Legionnaires’ disease is an infection spread through inhalation of droplets/aerosols through contaminated artificial water systems such as air conditioning units, cooling towers, whirlpool spas, and shower units. It can cause a severe form of pneumonia that can be life threatening.
The risk of infection is greatest in those with risk factors staying in poorly maintained accommodation.
- age over 50 years
- current or previous smokers
- excess alcohol consumption
- chronic heart, lung, kidney or liver disease
- suppressed immune system due to medication or disease.
Prior to travel you should check if there are any recent known outbreaks at your destination. News items on the individual country pages of fitfortravel will detail any recent outbreaks. A surveillance system for infection exists in Europe. Accommodation where the infection has been reported is published online and can be accessed on the ECDC website
- Flushing through showers with hot water, before entering the shower, in hotels or institutions when they have not been used recently may help.
- Seek medical advice promptly if any symptoms of infection develop, including up to 2 weeks after travel.
There is no vaccine to protect against Legionnaires’ disease.
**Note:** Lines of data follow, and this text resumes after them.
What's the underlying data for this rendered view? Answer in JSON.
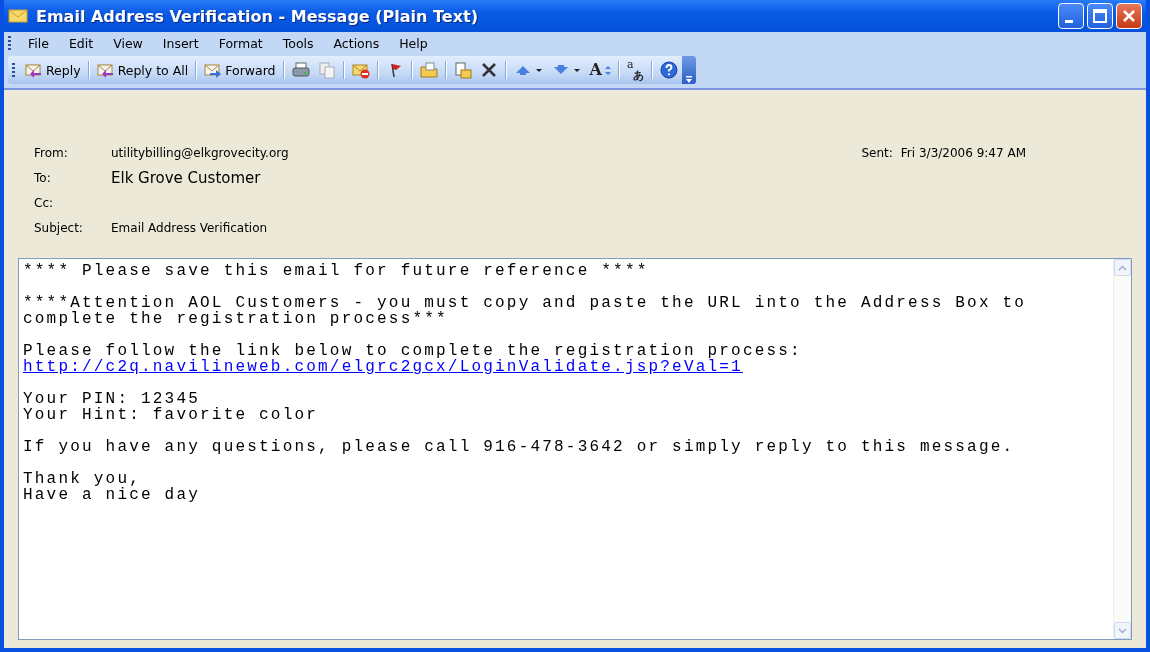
{
  "window": {
    "title": "Email Address Verification - Message (Plain Text)"
  },
  "menu": [
    "File",
    "Edit",
    "View",
    "Insert",
    "Format",
    "Tools",
    "Actions",
    "Help"
  ],
  "toolbar": [
    {
      "kind": "reply",
      "label": "Reply"
    },
    {
      "kind": "separator"
    },
    {
      "kind": "reply_all",
      "label": "Reply to All"
    },
    {
      "kind": "separator"
    },
    {
      "kind": "forward",
      "label": "Forward"
    },
    {
      "kind": "separator"
    },
    {
      "kind": "print"
    },
    {
      "kind": "copy"
    },
    {
      "kind": "separator"
    },
    {
      "kind": "no_mail"
    },
    {
      "kind": "separator"
    },
    {
      "kind": "flag"
    },
    {
      "kind": "separator"
    },
    {
      "kind": "move"
    },
    {
      "kind": "separator"
    },
    {
      "kind": "paste"
    },
    {
      "kind": "delete"
    },
    {
      "kind": "separator"
    },
    {
      "kind": "previous"
    },
    {
      "kind": "next"
    },
    {
      "kind": "font_size",
      "glyph": "A"
    },
    {
      "kind": "separator"
    },
    {
      "kind": "encoding",
      "glyph": "a",
      "glyph_2": "あ"
    },
    {
      "kind": "separator"
    },
    {
      "kind": "help"
    }
  ],
  "header": {
    "from": {
      "label": "From:",
      "value": "utilitybilling@elkgrovecity.org"
    },
    "sent": {
      "label": "Sent:",
      "value": "Fri 3/3/2006 9:47 AM"
    },
    "to": {
      "label": "To:",
      "value": "Elk Grove Customer"
    },
    "cc": {
      "label": "Cc:"
    },
    "subject": {
      "label": "Subject:",
      "value": "Email Address Verification"
    }
  },
  "body": [
    {
      "lines": [
        {
          "kind": "text",
          "text": "**** Please save this email for future reference ****"
        }
      ]
    },
    {
      "lines": [
        {
          "kind": "text",
          "text": "****Attention AOL Customers - you must copy and paste the URL into the Address Box to"
        },
        {
          "kind": "text",
          "text": "complete the registration process***"
        }
      ]
    },
    {
      "lines": [
        {
          "kind": "text",
          "text": "Please follow the link below to complete the registration process:"
        },
        {
          "kind": "link",
          "text": "http://c2q.navilineweb.com/elgrc2gcx/LoginValidate.jsp?eVal=1"
        }
      ]
    },
    {
      "lines": [
        {
          "kind": "text",
          "text": "Your PIN: 12345"
        },
        {
          "kind": "text",
          "text": "Your Hint: favorite color"
        }
      ]
    },
    {
      "lines": [
        {
          "kind": "text",
          "text": "If you have any questions, please call 916-478-3642 or simply reply to this message."
        }
      ]
    },
    {
      "lines": [
        {
          "kind": "text",
          "text": "Thank you,"
        },
        {
          "kind": "text",
          "text": "Have a nice day"
        }
      ]
    }
  ]
}
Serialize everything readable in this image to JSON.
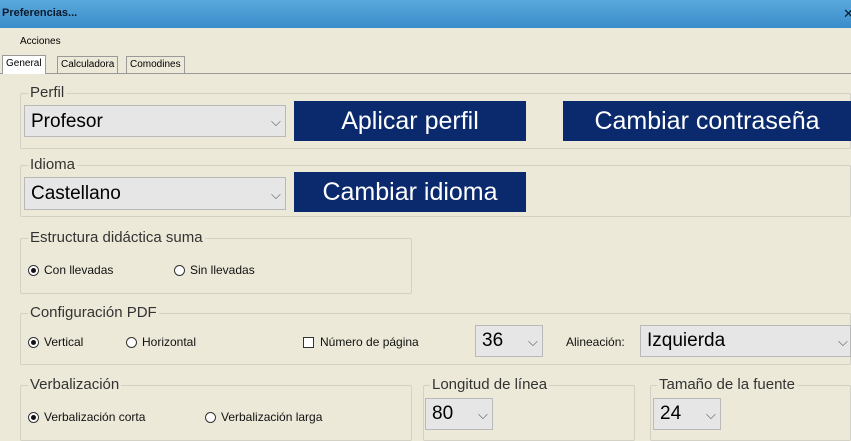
{
  "window": {
    "title": "Preferencias...",
    "close_glyph": "✕"
  },
  "menubar": {
    "items": [
      "Acciones"
    ]
  },
  "tabs": [
    "General",
    "Calculadora",
    "Comodines"
  ],
  "perfil": {
    "group_label": "Perfil",
    "selected": "Profesor",
    "apply_label": "Aplicar perfil",
    "change_password_label": "Cambiar contraseña"
  },
  "idioma": {
    "group_label": "Idioma",
    "selected": "Castellano",
    "change_label": "Cambiar idioma"
  },
  "estructura": {
    "group_label": "Estructura didáctica suma",
    "options": [
      "Con llevadas",
      "Sin llevadas"
    ],
    "selected_index": 0
  },
  "pdf": {
    "group_label": "Configuración PDF",
    "orientation_options": [
      "Vertical",
      "Horizontal"
    ],
    "orientation_selected_index": 0,
    "page_number_label": "Número de página",
    "page_number_checked": false,
    "font_size": "36",
    "alignment_label": "Alineación:",
    "alignment": "Izquierda"
  },
  "verbalizacion": {
    "group_label": "Verbalización",
    "options": [
      "Verbalización corta",
      "Verbalización larga"
    ],
    "selected_index": 0
  },
  "longitud": {
    "group_label": "Longitud de línea",
    "selected": "80"
  },
  "tamano": {
    "group_label": "Tamaño de la fuente",
    "selected": "24"
  },
  "colors": {
    "titlebar": "#3A8DCB",
    "button": "#0B2A6E",
    "panel": "#ECE9D8"
  },
  "icons": {
    "dropdown": "chevron-down-icon",
    "close": "close-icon"
  }
}
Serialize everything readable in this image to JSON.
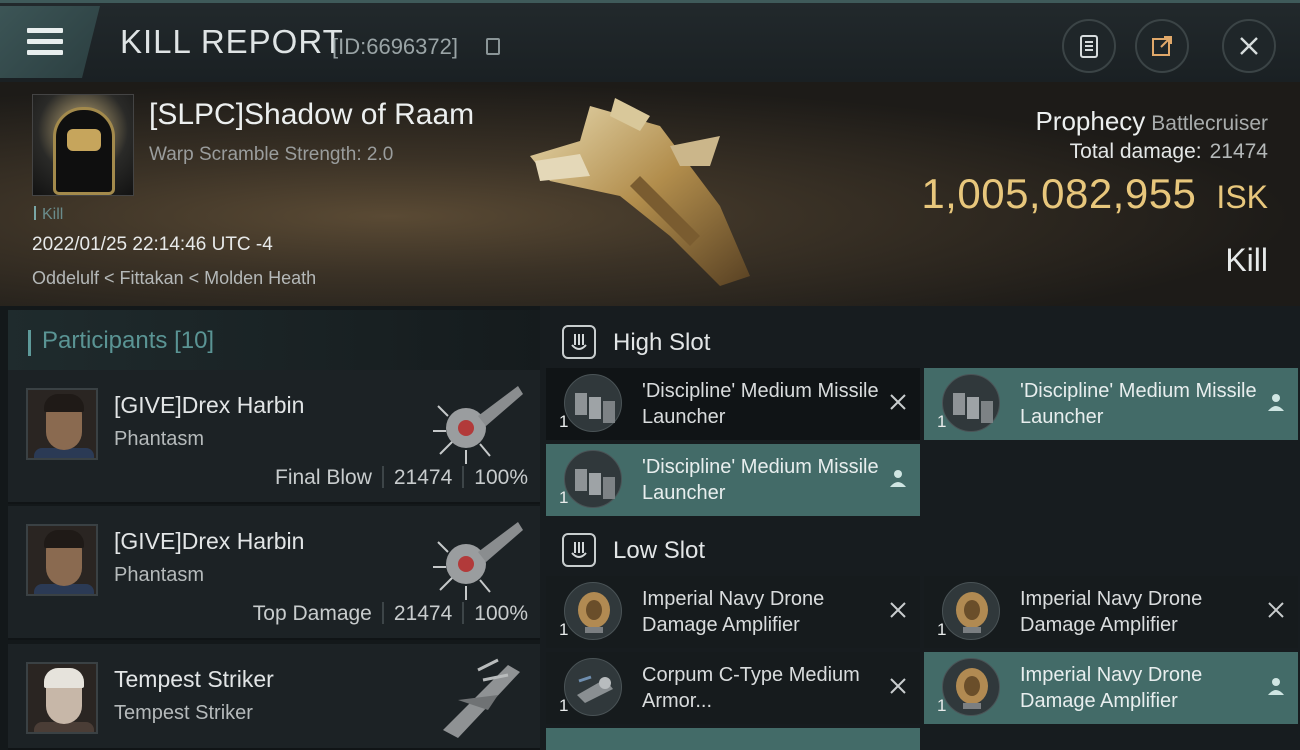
{
  "header": {
    "title": "KILL REPORT",
    "report_id": "[ID:6696372]",
    "buttons": [
      "clipboard-icon",
      "share-icon",
      "close-icon"
    ]
  },
  "victim": {
    "pilot": "[SLPC]Shadow of Raam",
    "warp_scramble": "Warp Scramble Strength: 2.0",
    "kill_tag": "Kill",
    "datetime": "2022/01/25 22:14:46 UTC -4",
    "location": "Oddelulf < Fittakan < Molden Heath",
    "ship_name": "Prophecy",
    "ship_class": "Battlecruiser",
    "total_damage_label": "Total damage:",
    "total_damage": "21474",
    "isk_value": "1,005,082,955",
    "isk_unit": "ISK",
    "result": "Kill"
  },
  "participants": {
    "title": "Participants",
    "count": "[10]",
    "list": [
      {
        "name": "[GIVE]Drex Harbin",
        "ship": "Phantasm",
        "role": "Final Blow",
        "damage": "21474",
        "percent": "100%"
      },
      {
        "name": "[GIVE]Drex Harbin",
        "ship": "Phantasm",
        "role": "Top Damage",
        "damage": "21474",
        "percent": "100%"
      },
      {
        "name": "Tempest Striker",
        "ship": "Tempest Striker",
        "role": "",
        "damage": "",
        "percent": ""
      }
    ]
  },
  "high_slot": {
    "title": "High Slot",
    "modules": [
      {
        "qty": "1",
        "name": "'Discipline' Medium Missile Launcher",
        "status": "destroyed"
      },
      {
        "qty": "1",
        "name": "'Discipline' Medium Missile Launcher",
        "status": "dropped"
      },
      {
        "qty": "1",
        "name": "'Discipline' Medium Missile Launcher",
        "status": "dropped"
      }
    ]
  },
  "low_slot": {
    "title": "Low Slot",
    "modules": [
      {
        "qty": "1",
        "name": "Imperial Navy Drone Damage Amplifier",
        "status": "destroyed"
      },
      {
        "qty": "1",
        "name": "Imperial Navy Drone Damage Amplifier",
        "status": "destroyed"
      },
      {
        "qty": "1",
        "name": "Corpum C-Type Medium Armor...",
        "status": "destroyed"
      },
      {
        "qty": "1",
        "name": "Imperial Navy Drone Damage Amplifier",
        "status": "dropped"
      }
    ]
  },
  "colors": {
    "accent_teal": "#436b68",
    "isk_gold": "#e8c77c",
    "participants_teal": "#5a9494"
  }
}
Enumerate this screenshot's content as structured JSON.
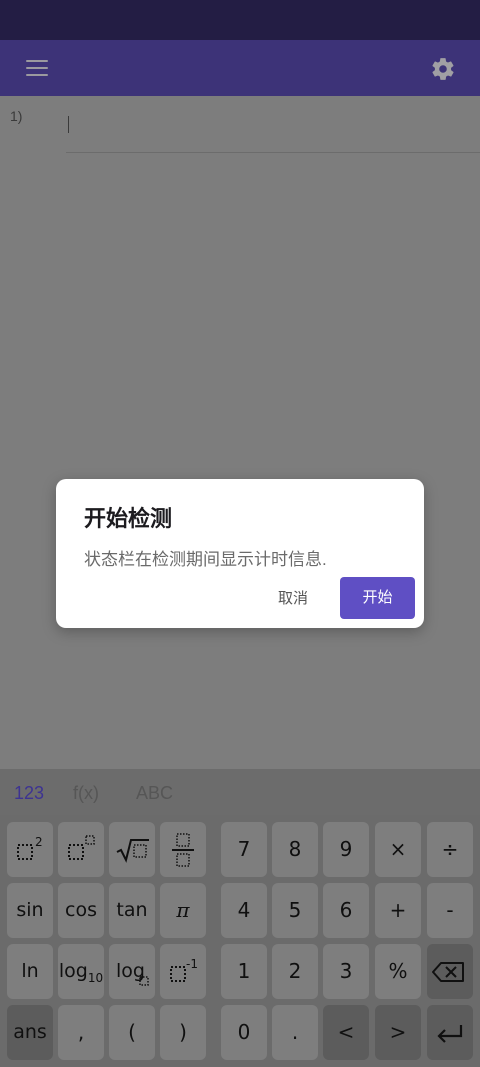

Legionella disease is caused by legionella bacteria, found worldwide in fresh water environments, both natural and man-made, and in damp soil, compost and mud.
Infection occurs when infected droplets/aerosols are inhaled. These aerosols are often generated in contaminated artificial water systems such as air conditioning units, cooling towers, whirlpool spas, fountains and shower units.
Infection is not spread person to person.
Between 2 and 10 days after becoming infected flu-like symptoms (fever, headache, loss of appetite, sore muscles, tiredness) occur and may be accompanied by confusion. Cough, shortness of breath and pains in the chest occur as pneumonia develops.
Anyone can catch Legionnaires’ disease, but it is more common and severe in those with risk factors (as above).
Legionnaires’ Disease needs prompt treatment with antibiotics. Antibiotic treatment usually lasts 1 to 3 weeks.